MIG MixOmics workshop – 23-35 July, 2018

More Information

Andrew Siebel

asiebel@unimelb.edu.au

T: +61 3 8344 0707

Beginner mixOmics workshop

Outline

Day 1 & 2: methods and hands-on. The following broad topics will be covered.

A. Key methodologies in mixOmics and their variants:

  • Exploration of one data set and how to estimate missing values
  • Identification of biomarkers to discriminate different treatment groups
  • Integration of two data sets and identification of biomarkers
  • Repeated measurements design
  • Integration of more than two data sets to identify multi omics signatures

B. Review on the graphical outputs implemented in mixOmics

  • Sample plot representation
  • Variable plot representation for data integration
  • Other useful graphical outputs

C. Case studies and applications

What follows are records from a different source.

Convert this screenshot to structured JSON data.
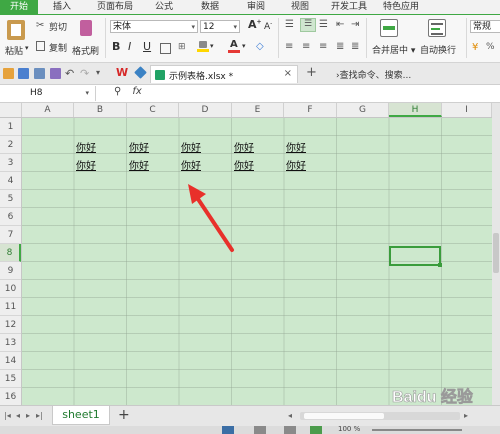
{
  "tabs": [
    "开始",
    "插入",
    "页面布局",
    "公式",
    "数据",
    "审阅",
    "视图",
    "开发工具",
    "特色应用"
  ],
  "ribbon": {
    "paste": "粘贴",
    "cut": "剪切",
    "copy": "复制",
    "format_painter": "格式刷",
    "font_name": "宋体",
    "font_size": "12",
    "bold": "B",
    "italic": "I",
    "underline": "U",
    "grow_font": "A",
    "shrink_font": "A",
    "merge_center": "合并居中",
    "wrap_text": "自动换行",
    "number_format": "常规"
  },
  "quickbar": {
    "file_name": "示例表格.xlsx *",
    "search": "查找命令、搜索..."
  },
  "formula_bar": {
    "cell_ref": "H8",
    "fx": "fx"
  },
  "columns": [
    "A",
    "B",
    "C",
    "D",
    "E",
    "F",
    "G",
    "H",
    "I"
  ],
  "rows": [
    "1",
    "2",
    "3",
    "4",
    "5",
    "6",
    "7",
    "8",
    "9",
    "10",
    "11",
    "12",
    "13",
    "14",
    "15",
    "16"
  ],
  "selected_cell": "H8",
  "cell_text": "你好",
  "cells": [
    {
      "ref": "B2",
      "text": "你好"
    },
    {
      "ref": "C2",
      "text": "你好"
    },
    {
      "ref": "D2",
      "text": "你好"
    },
    {
      "ref": "E2",
      "text": "你好"
    },
    {
      "ref": "F2",
      "text": "你好"
    },
    {
      "ref": "B3",
      "text": "你好"
    },
    {
      "ref": "C3",
      "text": "你好"
    },
    {
      "ref": "D3",
      "text": "你好"
    },
    {
      "ref": "E3",
      "text": "你好"
    },
    {
      "ref": "F3",
      "text": "你好"
    }
  ],
  "sheet": {
    "tab": "sheet1"
  },
  "status": {
    "zoom": "100 %"
  },
  "watermark": "Baidu 经验",
  "colors": {
    "accent": "#3fa844",
    "cell_bg": "#cde8cd",
    "arrow": "#e8302a"
  }
}
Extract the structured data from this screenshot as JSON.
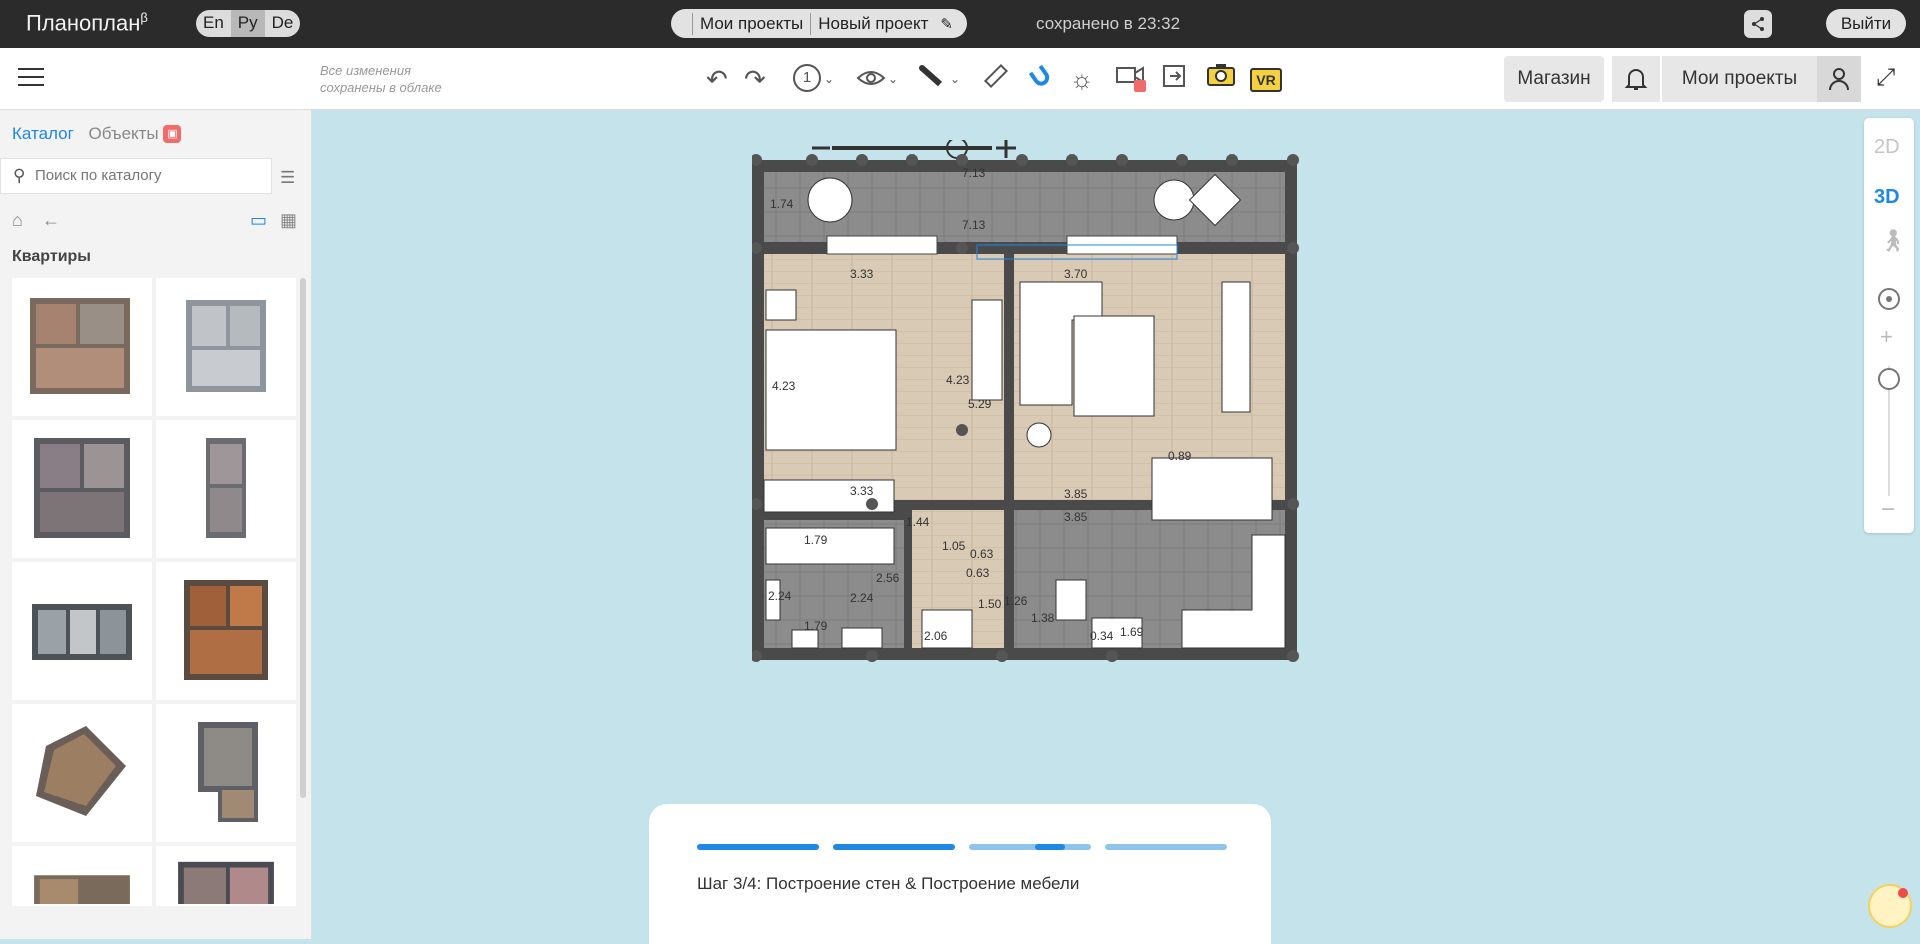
{
  "header": {
    "logo": "Планоплан",
    "logo_sup": "β",
    "languages": [
      "En",
      "Ру",
      "De"
    ],
    "active_language": "Ру",
    "breadcrumb_projects": "Мои проекты",
    "breadcrumb_current": "Новый проект",
    "saved_status": "сохранено в 23:32",
    "logout": "Выйти"
  },
  "toolbar": {
    "cloud_note_line1": "Все изменения",
    "cloud_note_line2": "сохранены в облаке",
    "floor_number": "1",
    "vr_label": "VR",
    "shop": "Магазин",
    "my_projects": "Мои проекты"
  },
  "sidebar": {
    "tab_catalog": "Каталог",
    "tab_objects": "Объекты",
    "search_placeholder": "Поиск по каталогу",
    "category_title": "Квартиры"
  },
  "view_panel": {
    "mode_2d": "2D",
    "mode_3d": "3D",
    "active_mode": "3D"
  },
  "plan": {
    "dims": {
      "balcony_top": "7.13",
      "balcony_bottom": "7.13",
      "balcony_side": "1.74",
      "bedroom_top": "3.33",
      "bedroom_left": "4.23",
      "bedroom_right": "4.23",
      "bedroom_bottom": "3.33",
      "living_top": "3.70",
      "living_left": "5.29",
      "living_right": "0.89",
      "living_bottom": "3.85",
      "kitchen_top": "3.85",
      "hall_top": "1.44",
      "hall_right": "1.05",
      "hall_left": "2.56",
      "hall_bottom": "2.06",
      "bath_top": "1.79",
      "bath_bottom": "1.79",
      "bath_left": "2.24",
      "bath_right": "2.24",
      "wc_top": "0.63",
      "wc_mid": "0.63",
      "wc_side": "1.50",
      "wc_right": "1.26",
      "kitchen_small": "1.38",
      "kitchen_bottom": "1.69",
      "kitchen_corner": "0.34",
      "door_gap": "0.63"
    }
  },
  "step": {
    "text": "Шаг 3/4: Построение стен & Построение мебели",
    "progress": 0.7
  },
  "colors": {
    "accent": "#1e88e5",
    "topbar": "#2b2b2b",
    "canvas": "#c5e3ea",
    "wall": "#4a4a4a",
    "floor_wood": "#d7c8b4",
    "floor_tile": "#8a8a8a"
  }
}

Five case studies will be analysed using the methods presented above, with a focus on transcriptomics, proteomics and 16S metagenomics data sets.

Day 3: bring your own data. Participants will be given the opportunity to analyse their own data under the guidance and the advice of the instructors. Participants can also work in a team. Some data sets will also be provided for those unable to bring their own data.

The following statistical concepts will be introduced: covariance and correlation, multiple linear regression, classification and prediction, cross-validation, selection of diagnostic or prognostic markers, l1 and l2 penalties in a regression framework. Each methodology will be illustrated on a case study (theory and application will alternate). Note that mixOmics is not limited to biological data only and can be applied to other type of data where integration is required.

Target group The course is intended for data analysts in the fields of bioinformatics, computational biology and applied statistics with some statistical knowledge and a good working knowledge in R. It will be particularly useful to those interested in:

  1. Exploring large data sets.
  2. Selecting features with methods implementing LASSO-based penalisations.
  3. Using graphical techniques to better visualise data.
  4. Understanding and/or applying multivariate projection methodologies to large data sets.

Anticipated learning outcomes After completion of this workshop, participants will be able to

  1. Understand fundamental principles of multivariate projection-based dimension reduction technique.
  2. Perform statistical integration and feature selection using recently developed multivariate methodologies.
  3. Apply those methods to high throughput biological studies, including their own studies.

Enquiries: Andrew Siebel (asiebel@unimelb.edu.au)